(Website and app data records)
※ ※ ※

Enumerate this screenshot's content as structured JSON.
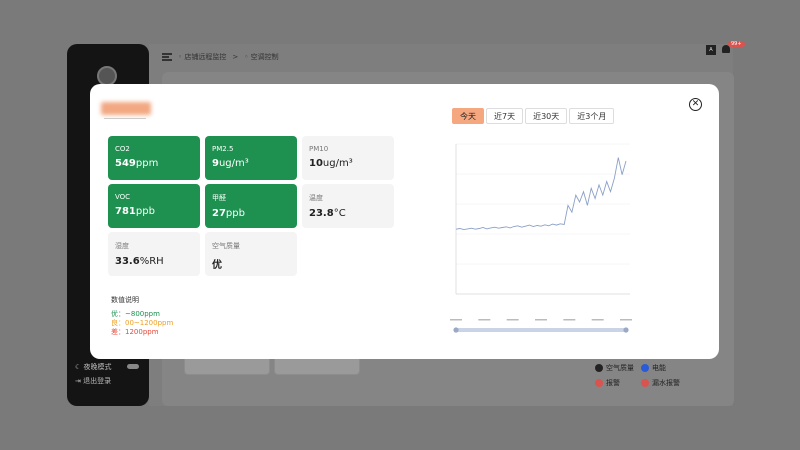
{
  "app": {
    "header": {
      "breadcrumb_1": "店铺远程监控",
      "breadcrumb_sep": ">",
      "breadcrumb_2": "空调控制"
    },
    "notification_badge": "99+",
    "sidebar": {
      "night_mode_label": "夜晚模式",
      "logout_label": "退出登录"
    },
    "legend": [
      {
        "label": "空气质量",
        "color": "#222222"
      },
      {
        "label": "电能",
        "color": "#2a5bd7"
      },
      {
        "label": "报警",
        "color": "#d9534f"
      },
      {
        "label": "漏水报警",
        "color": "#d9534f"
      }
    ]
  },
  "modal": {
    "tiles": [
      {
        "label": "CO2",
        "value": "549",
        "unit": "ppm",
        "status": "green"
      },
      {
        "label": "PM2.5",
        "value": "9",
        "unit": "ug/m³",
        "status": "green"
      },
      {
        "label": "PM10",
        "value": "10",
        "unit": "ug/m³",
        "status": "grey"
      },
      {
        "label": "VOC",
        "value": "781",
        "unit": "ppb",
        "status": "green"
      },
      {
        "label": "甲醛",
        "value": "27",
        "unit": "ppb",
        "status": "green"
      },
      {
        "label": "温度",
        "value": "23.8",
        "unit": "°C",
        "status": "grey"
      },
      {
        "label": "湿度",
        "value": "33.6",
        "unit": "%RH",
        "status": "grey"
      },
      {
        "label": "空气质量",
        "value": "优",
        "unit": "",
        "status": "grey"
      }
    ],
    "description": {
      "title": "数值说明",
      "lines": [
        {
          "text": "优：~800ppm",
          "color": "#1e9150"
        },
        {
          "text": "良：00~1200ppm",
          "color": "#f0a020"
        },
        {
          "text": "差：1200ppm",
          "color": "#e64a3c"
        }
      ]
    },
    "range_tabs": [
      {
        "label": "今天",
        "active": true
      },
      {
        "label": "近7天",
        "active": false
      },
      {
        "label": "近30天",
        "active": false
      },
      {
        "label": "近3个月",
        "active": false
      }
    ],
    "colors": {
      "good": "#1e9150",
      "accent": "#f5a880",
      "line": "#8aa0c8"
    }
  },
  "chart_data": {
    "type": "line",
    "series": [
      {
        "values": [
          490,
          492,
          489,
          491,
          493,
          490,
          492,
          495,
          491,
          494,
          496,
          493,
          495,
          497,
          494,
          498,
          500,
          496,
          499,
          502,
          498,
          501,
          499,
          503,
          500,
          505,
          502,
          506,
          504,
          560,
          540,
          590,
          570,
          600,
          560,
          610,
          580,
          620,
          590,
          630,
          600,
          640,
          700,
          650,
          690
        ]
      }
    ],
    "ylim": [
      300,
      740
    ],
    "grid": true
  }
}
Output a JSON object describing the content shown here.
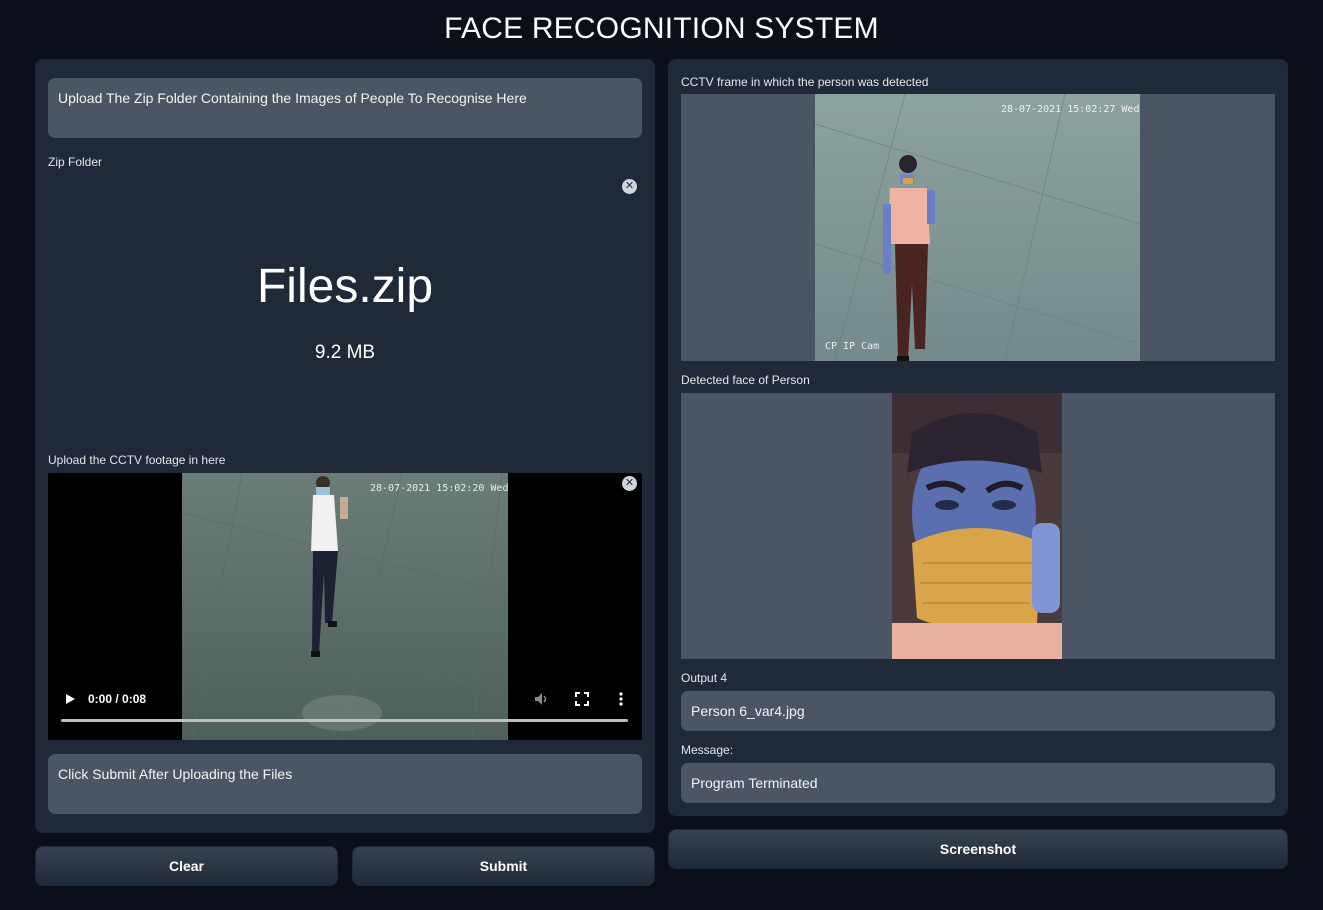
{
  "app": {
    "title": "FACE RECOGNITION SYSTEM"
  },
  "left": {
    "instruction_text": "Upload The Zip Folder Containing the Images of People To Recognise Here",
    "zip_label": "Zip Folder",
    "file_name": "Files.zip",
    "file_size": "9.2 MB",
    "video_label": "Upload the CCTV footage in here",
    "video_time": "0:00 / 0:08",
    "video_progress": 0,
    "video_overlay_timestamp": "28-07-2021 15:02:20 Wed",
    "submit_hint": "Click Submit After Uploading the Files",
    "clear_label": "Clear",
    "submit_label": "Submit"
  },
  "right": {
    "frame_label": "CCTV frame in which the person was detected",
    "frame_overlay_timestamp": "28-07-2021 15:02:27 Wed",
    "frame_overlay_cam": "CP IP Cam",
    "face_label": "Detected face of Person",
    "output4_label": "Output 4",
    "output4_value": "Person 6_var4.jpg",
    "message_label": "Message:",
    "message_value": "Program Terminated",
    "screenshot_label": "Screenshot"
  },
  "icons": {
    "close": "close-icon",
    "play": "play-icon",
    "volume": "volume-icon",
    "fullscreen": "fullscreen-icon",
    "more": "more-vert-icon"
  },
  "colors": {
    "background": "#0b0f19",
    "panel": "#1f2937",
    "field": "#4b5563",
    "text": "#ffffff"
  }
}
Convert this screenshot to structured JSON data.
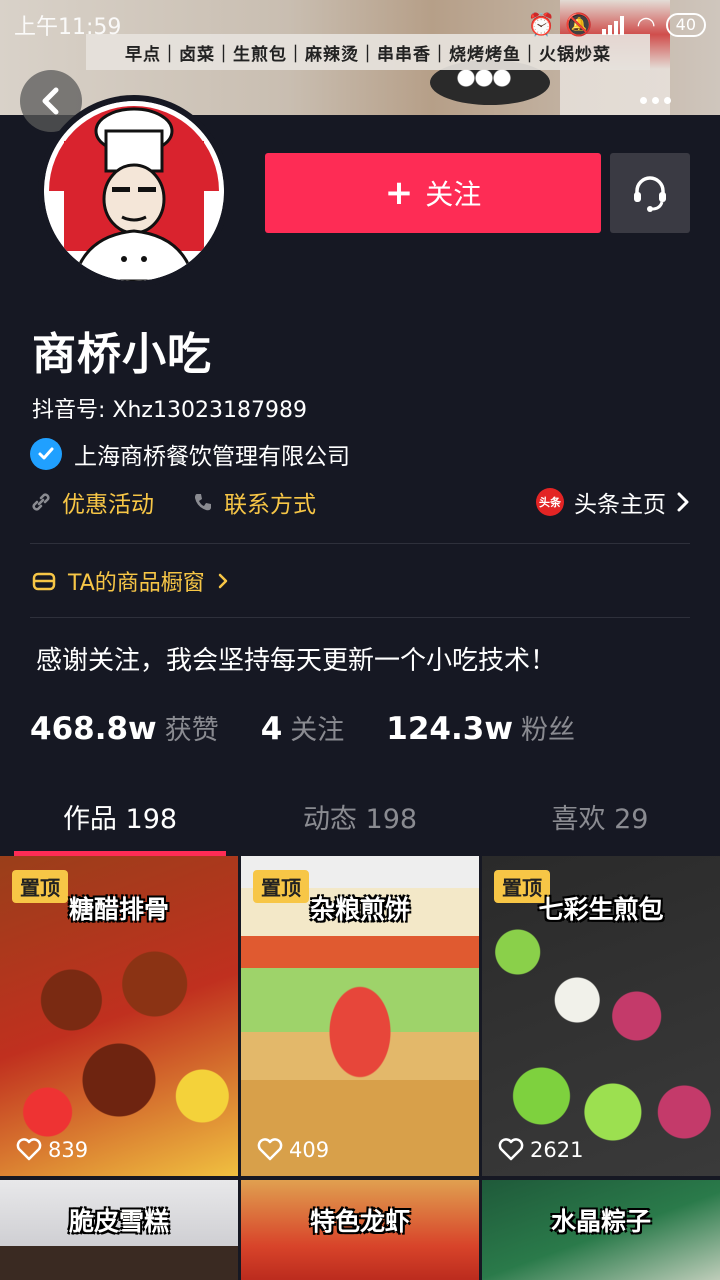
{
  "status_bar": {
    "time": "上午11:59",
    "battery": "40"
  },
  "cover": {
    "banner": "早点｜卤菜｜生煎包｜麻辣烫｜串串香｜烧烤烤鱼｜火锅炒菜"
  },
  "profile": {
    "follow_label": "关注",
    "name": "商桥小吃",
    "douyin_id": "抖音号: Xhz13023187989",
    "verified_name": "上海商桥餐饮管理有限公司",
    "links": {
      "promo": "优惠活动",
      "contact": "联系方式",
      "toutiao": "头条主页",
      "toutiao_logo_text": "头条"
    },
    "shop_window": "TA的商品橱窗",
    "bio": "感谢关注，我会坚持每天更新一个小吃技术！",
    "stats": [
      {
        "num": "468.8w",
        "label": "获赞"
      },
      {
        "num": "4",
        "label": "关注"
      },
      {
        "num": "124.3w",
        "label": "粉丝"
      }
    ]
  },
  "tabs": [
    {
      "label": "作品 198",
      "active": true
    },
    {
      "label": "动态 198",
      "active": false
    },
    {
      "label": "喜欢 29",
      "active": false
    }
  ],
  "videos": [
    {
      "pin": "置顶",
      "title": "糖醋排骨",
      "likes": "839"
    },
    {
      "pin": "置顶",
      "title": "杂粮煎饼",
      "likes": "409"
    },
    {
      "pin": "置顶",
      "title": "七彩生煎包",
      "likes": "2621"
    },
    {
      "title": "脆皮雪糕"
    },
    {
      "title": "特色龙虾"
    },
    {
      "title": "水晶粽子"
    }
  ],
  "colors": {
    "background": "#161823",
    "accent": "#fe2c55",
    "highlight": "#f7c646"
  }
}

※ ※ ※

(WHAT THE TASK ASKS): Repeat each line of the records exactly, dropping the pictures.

(RESULT OF THE EXERCISE):
Enumerate this screenshot's content as structured JSON.
{
  "app": {
    "header": {
      "breadcrumb_1": "店铺远程监控",
      "breadcrumb_sep": ">",
      "breadcrumb_2": "空调控制"
    },
    "notification_badge": "99+",
    "sidebar": {
      "night_mode_label": "夜晚模式",
      "logout_label": "退出登录"
    },
    "legend": [
      {
        "label": "空气质量",
        "color": "#222222"
      },
      {
        "label": "电能",
        "color": "#2a5bd7"
      },
      {
        "label": "报警",
        "color": "#d9534f"
      },
      {
        "label": "漏水报警",
        "color": "#d9534f"
      }
    ]
  },
  "modal": {
    "tiles": [
      {
        "label": "CO2",
        "value": "549",
        "unit": "ppm",
        "status": "green"
      },
      {
        "label": "PM2.5",
        "value": "9",
        "unit": "ug/m³",
        "status": "green"
      },
      {
        "label": "PM10",
        "value": "10",
        "unit": "ug/m³",
        "status": "grey"
      },
      {
        "label": "VOC",
        "value": "781",
        "unit": "ppb",
        "status": "green"
      },
      {
        "label": "甲醛",
        "value": "27",
        "unit": "ppb",
        "status": "green"
      },
      {
        "label": "温度",
        "value": "23.8",
        "unit": "°C",
        "status": "grey"
      },
      {
        "label": "湿度",
        "value": "33.6",
        "unit": "%RH",
        "status": "grey"
      },
      {
        "label": "空气质量",
        "value": "优",
        "unit": "",
        "status": "grey"
      }
    ],
    "description": {
      "title": "数值说明",
      "lines": [
        {
          "text": "优：~800ppm",
          "color": "#1e9150"
        },
        {
          "text": "良：00~1200ppm",
          "color": "#f0a020"
        },
        {
          "text": "差：1200ppm",
          "color": "#e64a3c"
        }
      ]
    },
    "range_tabs": [
      {
        "label": "今天",
        "active": true
      },
      {
        "label": "近7天",
        "active": false
      },
      {
        "label": "近30天",
        "active": false
      },
      {
        "label": "近3个月",
        "active": false
      }
    ],
    "colors": {
      "good": "#1e9150",
      "accent": "#f5a880",
      "line": "#8aa0c8"
    }
  },
  "chart_data": {
    "type": "line",
    "series": [
      {
        "values": [
          490,
          492,
          489,
          491,
          493,
          490,
          492,
          495,
          491,
          494,
          496,
          493,
          495,
          497,
          494,
          498,
          500,
          496,
          499,
          502,
          498,
          501,
          499,
          503,
          500,
          505,
          502,
          506,
          504,
          560,
          540,
          590,
          570,
          600,
          560,
          610,
          580,
          620,
          590,
          630,
          600,
          640,
          700,
          650,
          690
        ]
      }
    ],
    "ylim": [
      300,
      740
    ],
    "grid": true
  }
}
Output a JSON object describing the content shown here.
{
  "app": {
    "title": "FACE RECOGNITION SYSTEM"
  },
  "left": {
    "instruction_text": "Upload The Zip Folder Containing the Images of People To Recognise Here",
    "zip_label": "Zip Folder",
    "file_name": "Files.zip",
    "file_size": "9.2 MB",
    "video_label": "Upload the CCTV footage in here",
    "video_time": "0:00 / 0:08",
    "video_progress": 0,
    "video_overlay_timestamp": "28-07-2021 15:02:20 Wed",
    "submit_hint": "Click Submit After Uploading the Files",
    "clear_label": "Clear",
    "submit_label": "Submit"
  },
  "right": {
    "frame_label": "CCTV frame in which the person was detected",
    "frame_overlay_timestamp": "28-07-2021 15:02:27 Wed",
    "frame_overlay_cam": "CP IP Cam",
    "face_label": "Detected face of Person",
    "output4_label": "Output 4",
    "output4_value": "Person 6_var4.jpg",
    "message_label": "Message:",
    "message_value": "Program Terminated",
    "screenshot_label": "Screenshot"
  },
  "icons": {
    "close": "close-icon",
    "play": "play-icon",
    "volume": "volume-icon",
    "fullscreen": "fullscreen-icon",
    "more": "more-vert-icon"
  },
  "colors": {
    "background": "#0b0f19",
    "panel": "#1f2937",
    "field": "#4b5563",
    "text": "#ffffff"
  }
}
Convert this screenshot to structured JSON data.
{
  "status_bar": {
    "time": "上午11:59",
    "battery": "40"
  },
  "cover": {
    "banner": "早点｜卤菜｜生煎包｜麻辣烫｜串串香｜烧烤烤鱼｜火锅炒菜"
  },
  "profile": {
    "follow_label": "关注",
    "name": "商桥小吃",
    "douyin_id": "抖音号: Xhz13023187989",
    "verified_name": "上海商桥餐饮管理有限公司",
    "links": {
      "promo": "优惠活动",
      "contact": "联系方式",
      "toutiao": "头条主页",
      "toutiao_logo_text": "头条"
    },
    "shop_window": "TA的商品橱窗",
    "bio": "感谢关注，我会坚持每天更新一个小吃技术！",
    "stats": [
      {
        "num": "468.8w",
        "label": "获赞"
      },
      {
        "num": "4",
        "label": "关注"
      },
      {
        "num": "124.3w",
        "label": "粉丝"
      }
    ]
  },
  "tabs": [
    {
      "label": "作品 198",
      "active": true
    },
    {
      "label": "动态 198",
      "active": false
    },
    {
      "label": "喜欢 29",
      "active": false
    }
  ],
  "videos": [
    {
      "pin": "置顶",
      "title": "糖醋排骨",
      "likes": "839"
    },
    {
      "pin": "置顶",
      "title": "杂粮煎饼",
      "likes": "409"
    },
    {
      "pin": "置顶",
      "title": "七彩生煎包",
      "likes": "2621"
    },
    {
      "title": "脆皮雪糕"
    },
    {
      "title": "特色龙虾"
    },
    {
      "title": "水晶粽子"
    }
  ],
  "colors": {
    "background": "#161823",
    "accent": "#fe2c55",
    "highlight": "#f7c646"
  }
}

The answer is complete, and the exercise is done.